Dietary myth BUSTED: Eating more salt does NOT make you drink more water… you actually use LESS water as a result

Contrary to popular belief, eating foods with a high salt content do not induce thirst, a landmark study revealed. According to researchers, high salt intake does the exact opposite by retaining more water, which in turn prompts the body to use less of it. To carry out the study, a team of international researchers from the German Aerospace Center, the Max Delbrück Center for Molecular Medicine, and the Vanderbilt University pooled data from two groups of 10 male volunteers. The groups were sealed into a mock spaceship and were subjected to two flight simulations. The simulations were designed to resemble flights to the planet Mars. The two groups were given identical diets with varying salt content over a period of several weeks. The first group was examined after 105 days, while the second group was assessed over 205 days.

“A long space voyage conserving every drop of water might be crucial. A connection between salt intake and drinking could affect your calculations – you wouldn’t want an interplanetary traveler to die because he liked an occasional pinch of salt on his food. The real interest in the simulation, however, was that it provided an environment in which every aspect of a person’s nutrition, water consumption and salt intake could be controlled and measured,” the researchers said in an article in

The study found that higher salt intake resulted in increased salt content in the urine. The researchers also noted an increase in urine volume in participants. However, the increase was not due in part to higher water intake. According to researchers, high salt diet caused the participants to drink less. The study also revealed that salt appeared to trigger a mechanism in the kidneys that promote water retention.

It has been previously believed that charged sodium and chloride ions bind into water molecules and flush them out through urination. However, the study showed that salts were retained in the urine, while the water moved back into the body’s system. (Related: Be on the lookout with the latest scientific findings at

Further experiment sheds light on baffling mechanism

The researchers replicated the experiment on mice and inferred that urea — a compound that forms in the liver and muscles to promote nitrogen elimination — might be involved in water retention. According to the research team, the compound accumulated in the animals’ kidneys and countered the water-drawing effects of both sodium and chloride.

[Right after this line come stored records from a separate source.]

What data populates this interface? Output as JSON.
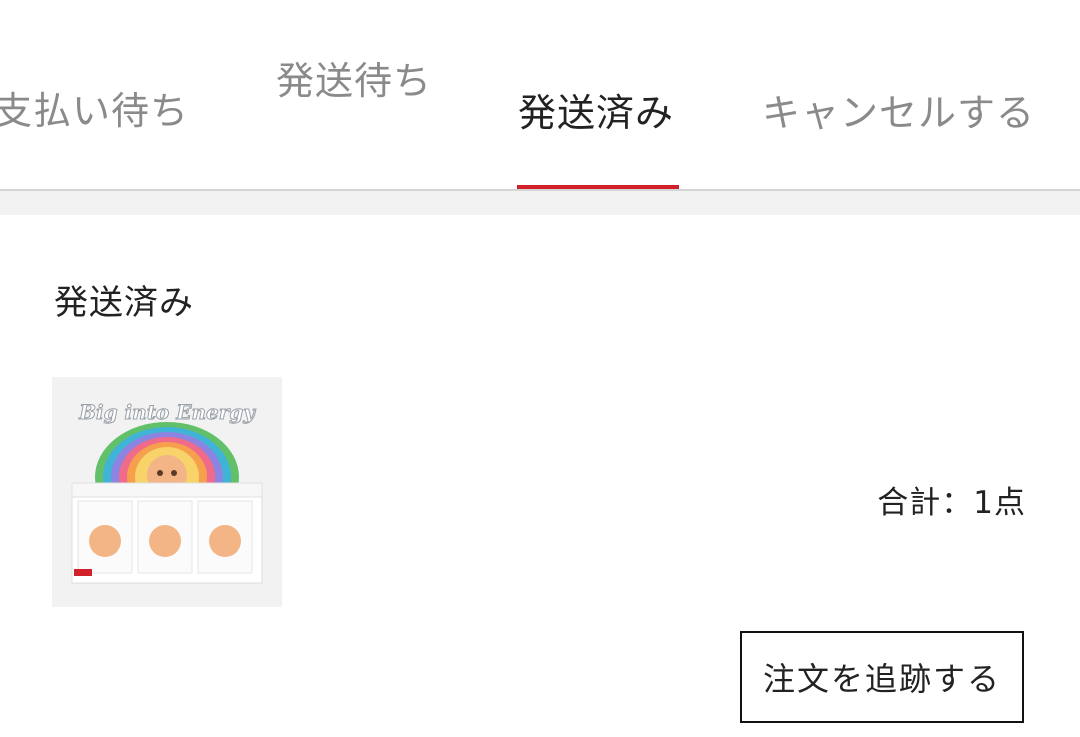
{
  "tabs": [
    {
      "label": "支払い待ち",
      "active": false
    },
    {
      "label": "発送待ち",
      "active": false
    },
    {
      "label": "発送済み",
      "active": true
    },
    {
      "label": "キャンセルする",
      "active": false
    }
  ],
  "colors": {
    "accent": "#d1202a",
    "text_primary": "#222222",
    "text_inactive": "#8a8a8a",
    "section_gap": "#f2f2f2"
  },
  "order": {
    "status": "発送済み",
    "product_image": {
      "icon": "product-box-image",
      "text": "Big into Energy"
    },
    "total": "合計：1点",
    "track_button_label": "注文を追跡する"
  }
}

The kidneys served as a biological barrier that distinguishes osmolytes from water, thus preventing water loss, researchers said.

The study also revealed that this mechanism did not induce thirst, but instead raised the animals’ hunger levels. This effect was reflective of the experiment done in human participants, who reported being hungry throughout the study.

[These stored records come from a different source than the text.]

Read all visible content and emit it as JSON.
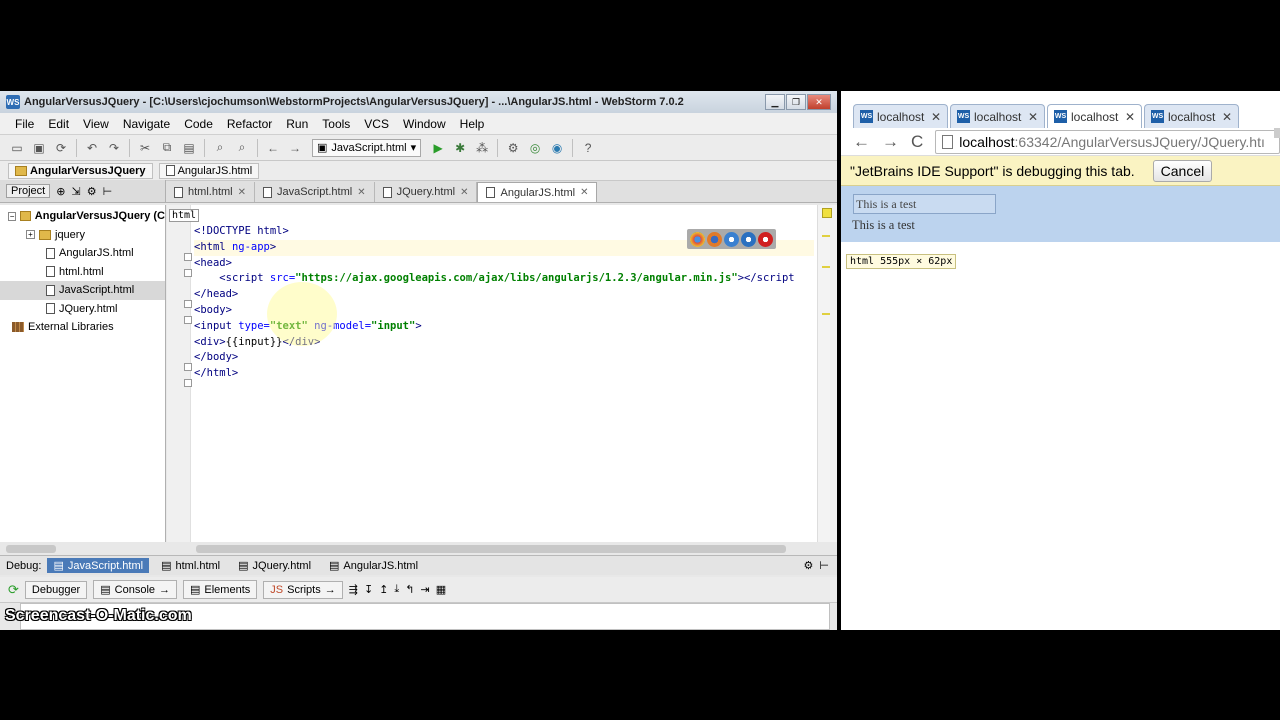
{
  "ide": {
    "title": "AngularVersusJQuery - [C:\\Users\\cjochumson\\WebstormProjects\\AngularVersusJQuery] - ...\\AngularJS.html - WebStorm 7.0.2",
    "menu": [
      "File",
      "Edit",
      "View",
      "Navigate",
      "Code",
      "Refactor",
      "Run",
      "Tools",
      "VCS",
      "Window",
      "Help"
    ],
    "run_config": "JavaScript.html",
    "breadcrumbs": [
      "AngularVersusJQuery",
      "AngularJS.html"
    ],
    "project_tab": "Project",
    "file_tabs": [
      "html.html",
      "JavaScript.html",
      "JQuery.html",
      "AngularJS.html"
    ],
    "active_tab": "AngularJS.html",
    "tree": {
      "root": "AngularVersusJQuery (C",
      "items": [
        "jquery",
        "AngularJS.html",
        "html.html",
        "JavaScript.html",
        "JQuery.html"
      ],
      "external": "External Libraries"
    },
    "editor_crumb": "html",
    "code": [
      [
        {
          "c": "t-tag",
          "t": "<!DOCTYPE html>"
        }
      ],
      [
        {
          "c": "t-tag",
          "t": "<html "
        },
        {
          "c": "t-attr",
          "t": "ng-app"
        },
        {
          "c": "t-tag",
          "t": ">"
        }
      ],
      [
        {
          "c": "t-tag",
          "t": "<head>"
        }
      ],
      [
        {
          "c": "t-plain",
          "t": "    "
        },
        {
          "c": "t-tag",
          "t": "<script "
        },
        {
          "c": "t-attr",
          "t": "src="
        },
        {
          "c": "t-str",
          "t": "\"https://ajax.googleapis.com/ajax/libs/angularjs/1.2.3/angular.min.js\""
        },
        {
          "c": "t-tag",
          "t": "></script"
        }
      ],
      [
        {
          "c": "t-tag",
          "t": "</head>"
        }
      ],
      [
        {
          "c": "t-tag",
          "t": "<body>"
        }
      ],
      [
        {
          "c": "t-tag",
          "t": "<input "
        },
        {
          "c": "t-attr",
          "t": "type="
        },
        {
          "c": "t-str",
          "t": "\"text\""
        },
        {
          "c": "t-plain",
          "t": " "
        },
        {
          "c": "t-attr",
          "t": "ng-model="
        },
        {
          "c": "t-str",
          "t": "\"input\""
        },
        {
          "c": "t-tag",
          "t": ">"
        }
      ],
      [
        {
          "c": "t-tag",
          "t": "<div>"
        },
        {
          "c": "t-plain",
          "t": "{{input}}"
        },
        {
          "c": "t-tag",
          "t": "</div>"
        }
      ],
      [
        {
          "c": "t-tag",
          "t": "</body>"
        }
      ],
      [
        {
          "c": "t-tag",
          "t": "</html>"
        }
      ]
    ],
    "debug_label": "Debug:",
    "debug_tabs": [
      "JavaScript.html",
      "html.html",
      "JQuery.html",
      "AngularJS.html"
    ],
    "debug_buttons": [
      "Debugger",
      "Console",
      "Elements",
      "Scripts"
    ]
  },
  "browser": {
    "tabs": [
      "localhost",
      "localhost",
      "localhost",
      "localhost"
    ],
    "active_tab_index": 2,
    "url_host": "localhost",
    "url_rest": ":63342/AngularVersusJQuery/JQuery.htı",
    "debug_notice": "\"JetBrains IDE Support\" is debugging this tab.",
    "cancel_label": "Cancel",
    "input_value": "This is a test",
    "echo_text": "This is a test",
    "size_tooltip": "html 555px × 62px"
  },
  "watermark": "Screencast-O-Matic.com",
  "colors": {
    "editor_current_line": "#fffae3",
    "string_green": "#008000",
    "page_highlight": "#bcd3ee",
    "notice_bar": "#faf3c2"
  }
}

The findings provide new insight on the functions of urea in the body. “It’s not solely a waste product, as has been assumed. Instead, it turns out to be a very important osmolyte — a compound that binds to water and helps transport it. Its function is to keep water in when our bodies get rid of salt. Nature has apparently found a way to conserve water that would otherwise be carried away into the urine by salt,” said study co-author Professor Friedrich Luft in

The results also give new knowledge on how the human body processes water homeostasis. “We now have to see this process as a concerted activity of the liver, muscle and kidney. While we didn’t directly address blood pressure and other aspects of the cardiovascular system, it’s also clear that their functions are tightly connected to water homeostasis (maintaining a proper amount and balance of water) and energy metabolism,” study co-author Jens Titze added.

The findings were published in The Journal of Clinical Investigation.


comments powered by Disqus